Going through the entries below, copy out each line that contains "JSON".

================================

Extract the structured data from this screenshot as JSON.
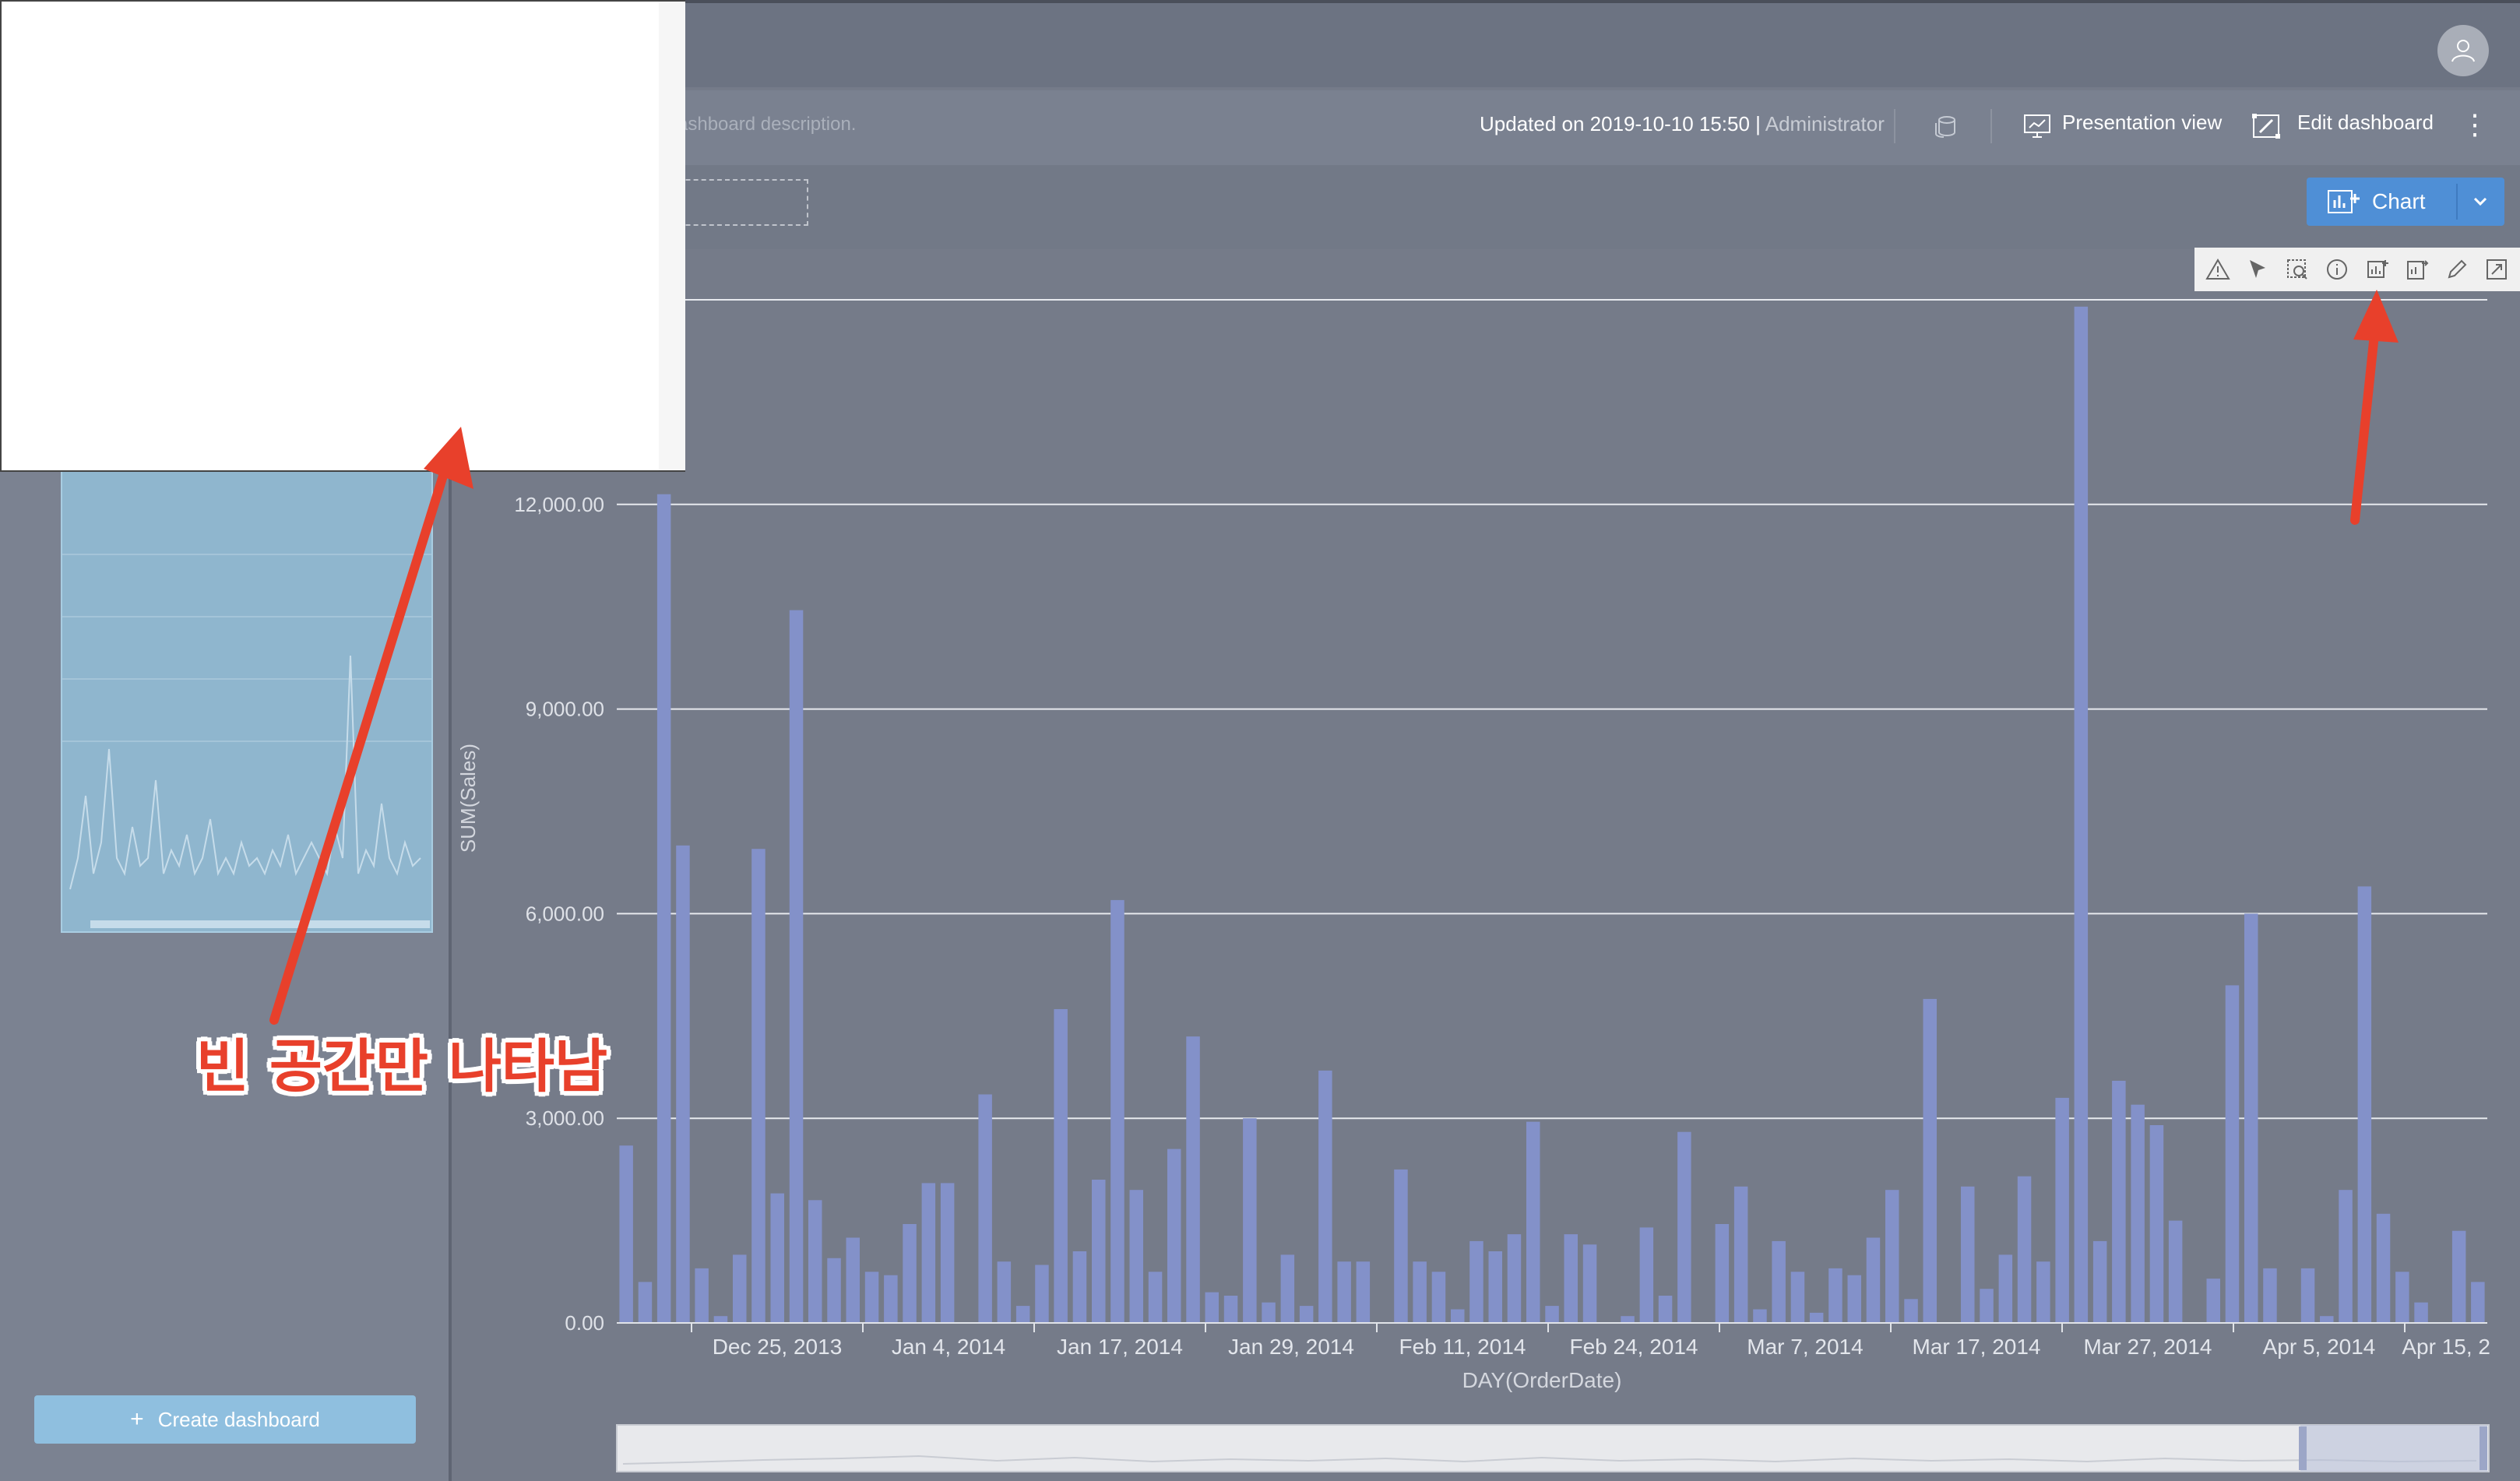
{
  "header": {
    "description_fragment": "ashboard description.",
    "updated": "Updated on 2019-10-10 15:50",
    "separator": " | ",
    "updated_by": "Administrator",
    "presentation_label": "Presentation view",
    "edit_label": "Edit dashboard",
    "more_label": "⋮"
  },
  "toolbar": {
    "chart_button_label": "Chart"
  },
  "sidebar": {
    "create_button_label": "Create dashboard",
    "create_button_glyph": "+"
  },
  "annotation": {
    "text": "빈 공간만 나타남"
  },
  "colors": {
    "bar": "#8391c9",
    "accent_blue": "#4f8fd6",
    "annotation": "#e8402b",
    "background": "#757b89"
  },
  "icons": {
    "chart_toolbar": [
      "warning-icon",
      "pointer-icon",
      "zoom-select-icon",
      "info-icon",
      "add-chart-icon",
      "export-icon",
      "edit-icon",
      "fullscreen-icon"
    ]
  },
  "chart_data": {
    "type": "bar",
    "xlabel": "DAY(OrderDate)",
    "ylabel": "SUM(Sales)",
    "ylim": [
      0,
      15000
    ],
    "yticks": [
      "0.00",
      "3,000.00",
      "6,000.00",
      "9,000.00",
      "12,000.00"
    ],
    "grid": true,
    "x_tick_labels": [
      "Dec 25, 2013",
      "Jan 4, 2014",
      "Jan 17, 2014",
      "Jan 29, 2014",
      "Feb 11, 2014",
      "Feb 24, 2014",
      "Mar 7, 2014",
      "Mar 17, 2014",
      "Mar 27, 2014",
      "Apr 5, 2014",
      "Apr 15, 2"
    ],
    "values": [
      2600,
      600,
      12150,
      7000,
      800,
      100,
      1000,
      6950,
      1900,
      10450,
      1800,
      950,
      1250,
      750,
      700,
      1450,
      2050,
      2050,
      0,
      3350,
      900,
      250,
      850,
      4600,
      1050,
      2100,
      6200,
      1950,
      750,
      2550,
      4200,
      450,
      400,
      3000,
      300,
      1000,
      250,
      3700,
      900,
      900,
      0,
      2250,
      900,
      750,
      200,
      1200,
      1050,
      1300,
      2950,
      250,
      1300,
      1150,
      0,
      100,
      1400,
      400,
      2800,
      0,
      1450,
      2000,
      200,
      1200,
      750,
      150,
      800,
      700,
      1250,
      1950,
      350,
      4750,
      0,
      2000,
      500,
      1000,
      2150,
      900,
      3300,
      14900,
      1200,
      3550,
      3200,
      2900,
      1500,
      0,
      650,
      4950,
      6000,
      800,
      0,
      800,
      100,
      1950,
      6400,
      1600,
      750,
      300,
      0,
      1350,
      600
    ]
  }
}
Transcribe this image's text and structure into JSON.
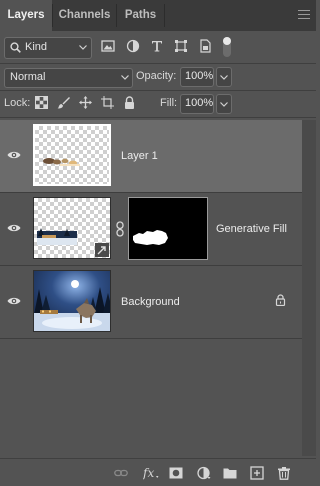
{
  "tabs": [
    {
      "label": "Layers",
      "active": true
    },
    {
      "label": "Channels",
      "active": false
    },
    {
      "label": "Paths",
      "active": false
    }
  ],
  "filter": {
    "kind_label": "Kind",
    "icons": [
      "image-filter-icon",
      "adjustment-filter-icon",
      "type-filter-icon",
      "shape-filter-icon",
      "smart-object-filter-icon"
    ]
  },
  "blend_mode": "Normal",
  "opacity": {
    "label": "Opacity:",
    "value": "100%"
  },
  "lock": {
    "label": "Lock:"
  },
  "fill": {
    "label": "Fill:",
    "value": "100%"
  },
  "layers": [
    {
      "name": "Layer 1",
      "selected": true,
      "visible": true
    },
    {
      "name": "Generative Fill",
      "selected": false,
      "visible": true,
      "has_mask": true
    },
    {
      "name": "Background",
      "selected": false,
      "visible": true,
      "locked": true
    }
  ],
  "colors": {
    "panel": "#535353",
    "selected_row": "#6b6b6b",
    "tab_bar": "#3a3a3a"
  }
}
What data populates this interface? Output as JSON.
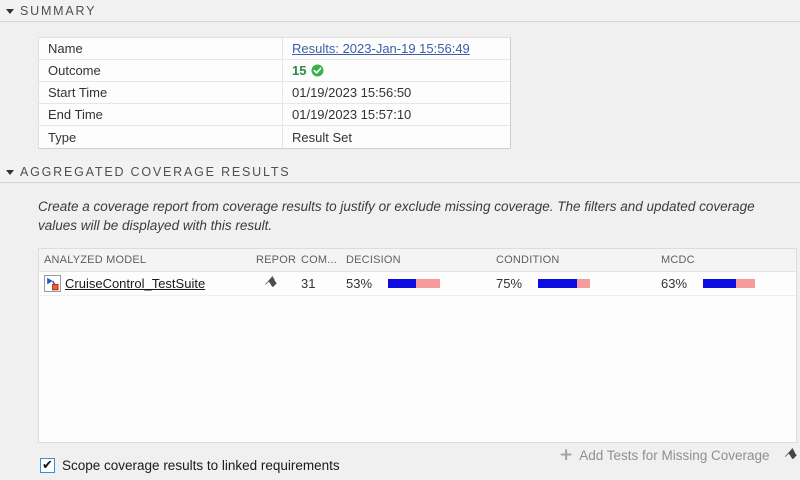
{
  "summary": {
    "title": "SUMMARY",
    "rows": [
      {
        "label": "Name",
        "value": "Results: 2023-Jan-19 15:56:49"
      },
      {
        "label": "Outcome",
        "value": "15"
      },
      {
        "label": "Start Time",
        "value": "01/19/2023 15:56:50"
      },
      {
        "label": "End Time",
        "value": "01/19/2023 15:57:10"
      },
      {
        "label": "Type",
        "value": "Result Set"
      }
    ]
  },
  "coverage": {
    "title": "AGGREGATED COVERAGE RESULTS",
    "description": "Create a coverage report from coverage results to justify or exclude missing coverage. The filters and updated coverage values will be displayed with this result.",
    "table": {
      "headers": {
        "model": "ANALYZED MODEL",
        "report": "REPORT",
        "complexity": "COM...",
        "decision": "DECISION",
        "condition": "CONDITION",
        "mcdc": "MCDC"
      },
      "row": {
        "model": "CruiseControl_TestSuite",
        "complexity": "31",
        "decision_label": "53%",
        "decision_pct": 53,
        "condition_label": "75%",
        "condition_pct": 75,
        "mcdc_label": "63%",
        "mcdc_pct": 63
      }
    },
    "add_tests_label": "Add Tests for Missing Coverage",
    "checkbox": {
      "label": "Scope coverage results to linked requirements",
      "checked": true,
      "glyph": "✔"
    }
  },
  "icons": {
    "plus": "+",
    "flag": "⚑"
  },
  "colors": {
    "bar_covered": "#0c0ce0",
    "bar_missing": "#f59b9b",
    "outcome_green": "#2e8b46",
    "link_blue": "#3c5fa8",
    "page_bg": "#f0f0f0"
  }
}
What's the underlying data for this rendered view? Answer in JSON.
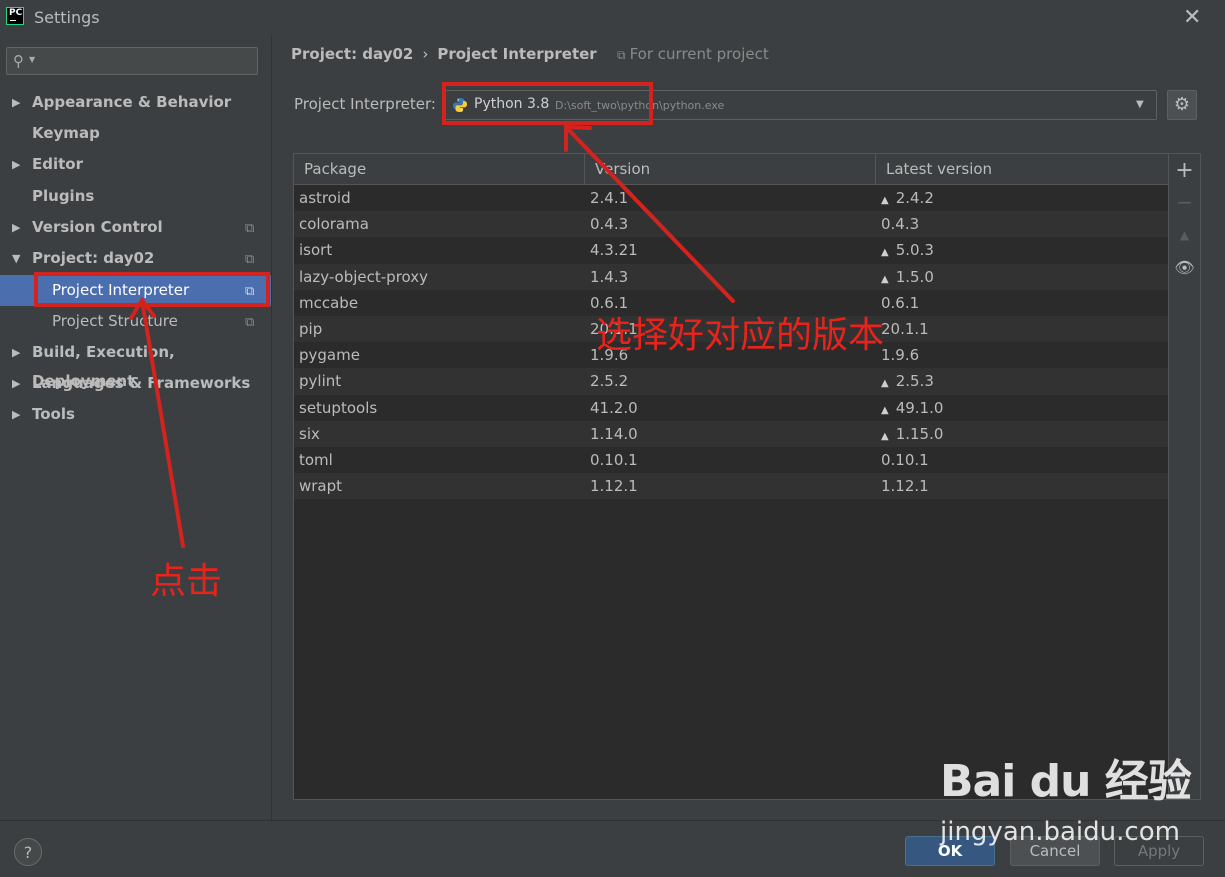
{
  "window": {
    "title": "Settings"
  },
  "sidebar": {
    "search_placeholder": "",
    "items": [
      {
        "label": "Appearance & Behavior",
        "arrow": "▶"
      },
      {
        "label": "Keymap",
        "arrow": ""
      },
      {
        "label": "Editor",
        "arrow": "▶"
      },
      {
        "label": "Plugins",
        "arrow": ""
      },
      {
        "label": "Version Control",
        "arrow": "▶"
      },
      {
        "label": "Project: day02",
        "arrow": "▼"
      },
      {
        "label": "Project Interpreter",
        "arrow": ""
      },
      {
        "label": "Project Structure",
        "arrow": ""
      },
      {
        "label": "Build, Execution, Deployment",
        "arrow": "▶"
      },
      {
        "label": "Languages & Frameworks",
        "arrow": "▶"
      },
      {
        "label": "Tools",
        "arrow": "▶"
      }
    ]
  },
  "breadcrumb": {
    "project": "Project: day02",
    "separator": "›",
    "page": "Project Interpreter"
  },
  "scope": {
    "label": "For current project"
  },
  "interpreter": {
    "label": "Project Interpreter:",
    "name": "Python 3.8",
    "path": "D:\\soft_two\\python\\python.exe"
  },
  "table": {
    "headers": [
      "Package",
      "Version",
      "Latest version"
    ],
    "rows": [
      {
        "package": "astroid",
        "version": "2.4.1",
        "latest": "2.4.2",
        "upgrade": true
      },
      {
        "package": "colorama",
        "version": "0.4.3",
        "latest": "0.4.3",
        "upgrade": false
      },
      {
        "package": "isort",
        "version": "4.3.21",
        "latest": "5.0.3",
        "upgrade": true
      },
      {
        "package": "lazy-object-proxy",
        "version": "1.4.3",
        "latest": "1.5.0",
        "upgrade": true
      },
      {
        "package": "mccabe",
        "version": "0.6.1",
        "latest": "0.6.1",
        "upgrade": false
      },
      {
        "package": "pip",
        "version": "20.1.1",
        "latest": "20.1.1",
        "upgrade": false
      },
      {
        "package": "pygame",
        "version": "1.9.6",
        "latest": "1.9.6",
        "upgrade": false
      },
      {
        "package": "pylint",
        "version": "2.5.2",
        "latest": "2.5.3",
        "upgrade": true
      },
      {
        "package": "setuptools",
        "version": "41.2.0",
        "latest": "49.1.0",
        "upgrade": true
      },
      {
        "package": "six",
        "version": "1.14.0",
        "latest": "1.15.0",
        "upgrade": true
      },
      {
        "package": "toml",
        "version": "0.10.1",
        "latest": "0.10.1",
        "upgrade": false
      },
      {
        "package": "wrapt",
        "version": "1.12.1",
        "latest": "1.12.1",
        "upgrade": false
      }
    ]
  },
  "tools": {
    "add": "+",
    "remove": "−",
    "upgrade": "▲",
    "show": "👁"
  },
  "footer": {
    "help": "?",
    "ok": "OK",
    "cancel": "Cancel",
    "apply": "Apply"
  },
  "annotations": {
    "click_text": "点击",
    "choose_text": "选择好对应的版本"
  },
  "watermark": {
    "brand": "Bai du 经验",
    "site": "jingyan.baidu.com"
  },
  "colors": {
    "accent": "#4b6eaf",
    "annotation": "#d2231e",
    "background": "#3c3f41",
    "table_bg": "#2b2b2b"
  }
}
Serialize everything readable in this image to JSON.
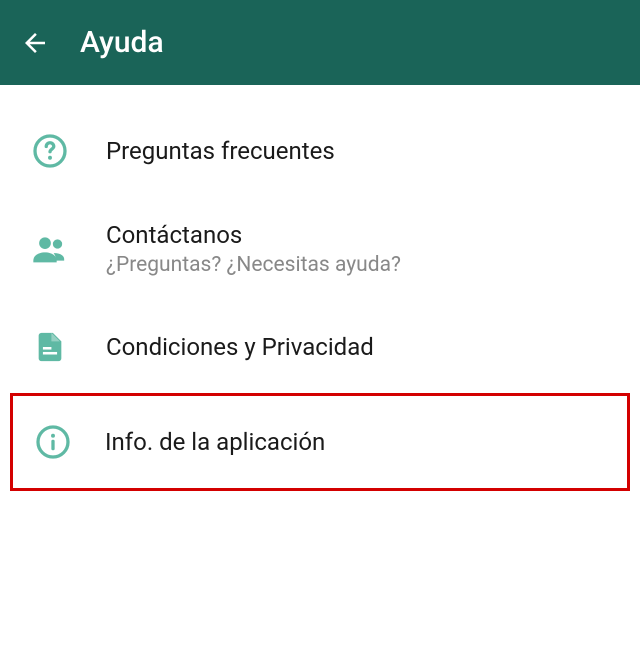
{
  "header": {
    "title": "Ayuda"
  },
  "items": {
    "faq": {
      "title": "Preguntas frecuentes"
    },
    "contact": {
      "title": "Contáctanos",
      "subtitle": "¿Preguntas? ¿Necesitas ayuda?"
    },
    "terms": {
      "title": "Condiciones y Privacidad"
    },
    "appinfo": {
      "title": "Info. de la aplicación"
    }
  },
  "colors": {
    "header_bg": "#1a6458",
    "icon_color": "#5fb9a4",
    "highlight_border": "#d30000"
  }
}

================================

_Exercise response:_
Extract the structured data from this screenshot as JSON.
Transcribe this image's text and structure into JSON.
What data populates this interface? Output as JSON.
What's the underlying data for this rendered view? Answer in JSON.
Serialize everything readable in this image to JSON.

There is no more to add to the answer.